pain
• Patchy anterior stromal infilterates
• Perineural infilterates (radial
keratoneuritis)
• Infilterates coalesce –ring abcess,
ulceration and hypopyon
• White satellite lesions
MANAGEMENT
• Corneal scrappings stained with
calcoflour white
• Corneal biopsy
• Treatment with chlorhexidine,
polyhexamethylenebiguanide drops,
dipropamidine and propamidine.
• Therapeutic penetrating
keratoplasty
HERPES SIMPLEX
KERATITIS
Primary ocular herpes:
- Blepharoconjunctivitis
- Keatitis (punctate epithelial)
DENDRITIC ULCER
• Opaque cells arranged in a course
punctate or stellate pattern
• Central desquamation leads to a
linear branching ulcer.
–Fluorescein stain
– Rose Bengal stain
–Diminished corneal sensitivity
• Anterior stromal infilterates
• Geographical or amoeboid ulcer
Differential diagnosis
• Herpes zoster keratitis
• Healing corneal abrasion
• Pseudodendrites due to soft
contact lens
• Acanthamoeba keratitis
• Drug toxicity
TREATMENT
• Antiviral therapy
– Acycloguanosine 3% ointment
– Trifluorothymidine 1% drops
– Adenine arabinoside 3% ointment,
0.1% drops
– Idoxuridine
• Debridement (with sterile cotton-
tipped bud 2mm beyond the edge of
ulcer)
OTHER ENTITIES
• Stromal necrotic keratitis
• Disciform keratitis
PHLYCTENULOSIS
• Predominantly affects children
• Etiology
– Tuberculosis
– Delayed hypersensitivity
reaction to staphylococcal or
other bacterial antigen
PRESENTATION
• Photophobia, lacrimation and
blepharospasm.
SIGNS
• Conjunctival: Pinkish-white
nodule surrounded by
hyperaemia
• Corneal: May resolve
spontaneously or extend
radially to the cornea. May
cause severe ulceration or
perforation.
TREATMENT
• Short course of topical steroids
• Topical antibiotics
KERATOCONUS
• Onset at puberty
• Central or paracentral stromal
thinning
• Apical protrusion
• Irregular astigmatism
• Autosomal dominant
transmission with incomplete
penetrance proposed
CLASSIFICATION
• By keratometry:
- Mild (< 48 D),
- moderate (48-54 D)
- severe (> 54 D)
• By morphology:
- Nipple cones
– Oval cones
– Globus cones
Early signs
• Ophthalmoscopy: Oil droplet reflex
• Retinoscopy: Irregular scissor reflex
• Keratometry: Irregular astigmatism

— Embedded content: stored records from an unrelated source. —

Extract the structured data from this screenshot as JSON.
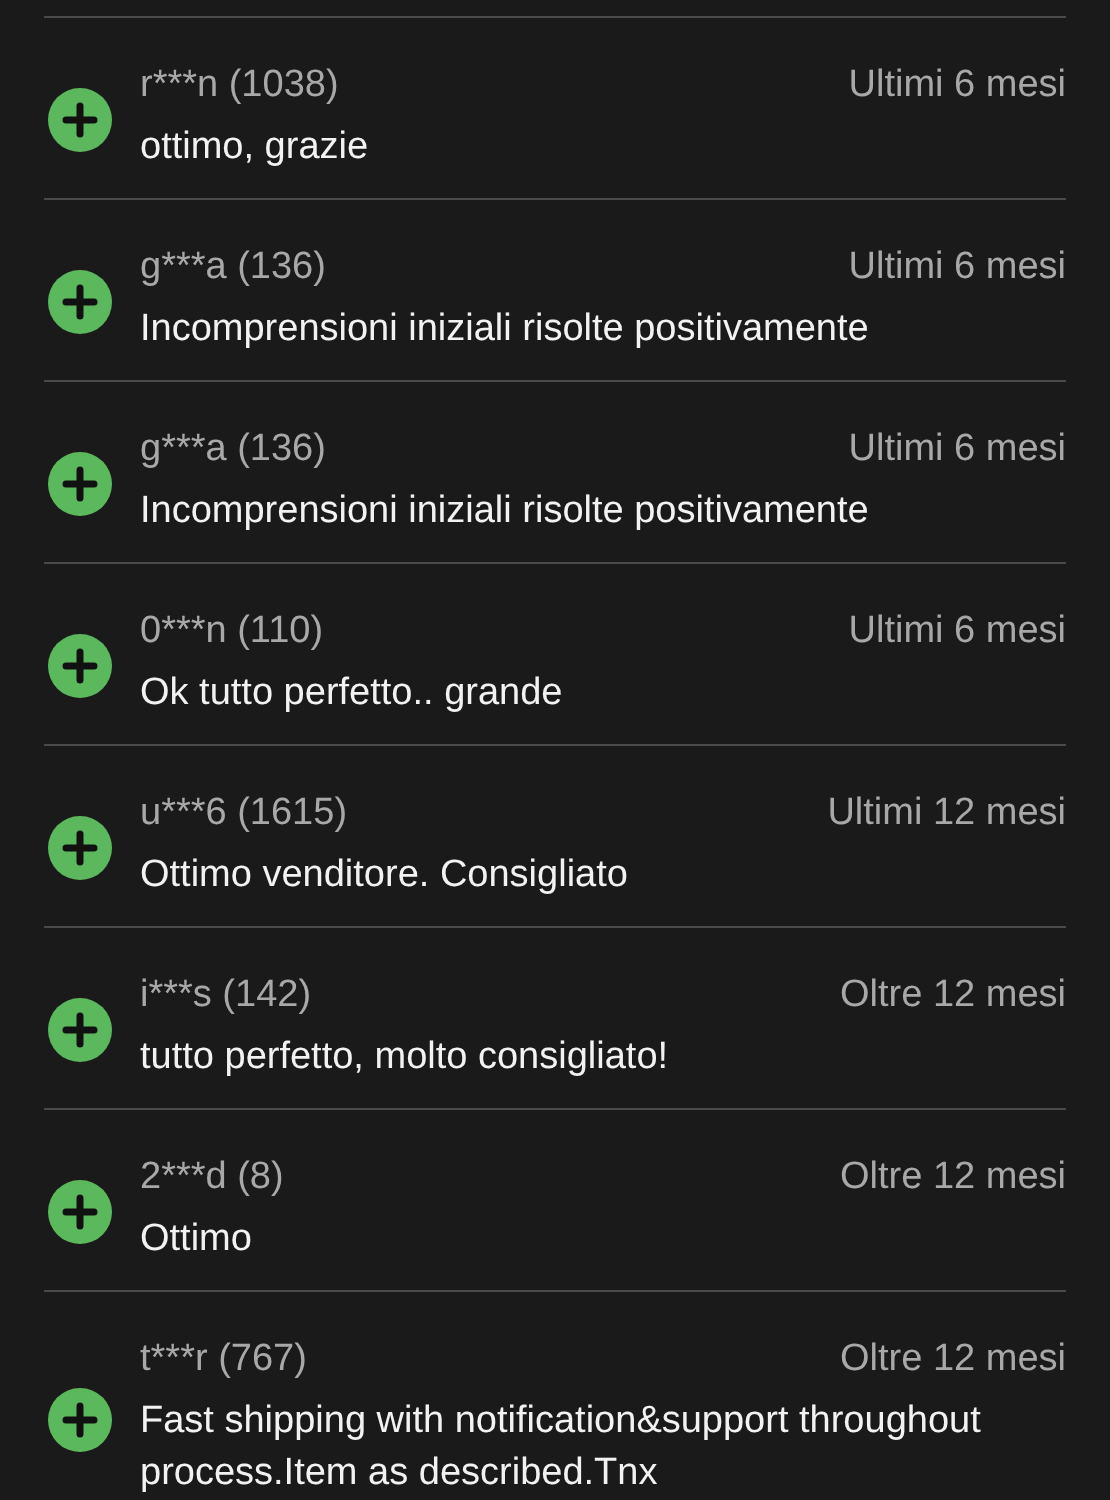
{
  "reviews": [
    {
      "user": "r***n (1038)",
      "period": "Ultimi 6 mesi",
      "comment": "ottimo, grazie",
      "positive": true
    },
    {
      "user": "g***a (136)",
      "period": "Ultimi 6 mesi",
      "comment": "Incomprensioni iniziali risolte positivamente",
      "positive": true
    },
    {
      "user": "g***a (136)",
      "period": "Ultimi 6 mesi",
      "comment": "Incomprensioni iniziali risolte positivamente",
      "positive": true
    },
    {
      "user": "0***n (110)",
      "period": "Ultimi 6 mesi",
      "comment": "Ok tutto perfetto.. grande",
      "positive": true
    },
    {
      "user": "u***6 (1615)",
      "period": "Ultimi 12 mesi",
      "comment": "Ottimo venditore. Consigliato",
      "positive": true
    },
    {
      "user": "i***s (142)",
      "period": "Oltre 12 mesi",
      "comment": "tutto perfetto, molto consigliato!",
      "positive": true
    },
    {
      "user": "2***d (8)",
      "period": "Oltre 12 mesi",
      "comment": "Ottimo",
      "positive": true
    },
    {
      "user": "t***r (767)",
      "period": "Oltre 12 mesi",
      "comment": "Fast shipping with notification&support throughout process.Item as described.Tnx",
      "positive": true
    }
  ]
}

(principal meridians no longer 90
degree apart and mires cannot be
superimposed)
• Placido disc: Irregular reflected ring
• Slit-lamp: Very fine deep stromal
striae (Vogt lines).
LATE SIGNS
• Decreased
visual acuity
• Munson sign
• Fleischer ring
• Corneal scarring
• Acute hydrops


Keratoglobus
MANAGEMENT
• Spectacle correction
• Contact lenses
• Penetrating keratoplasty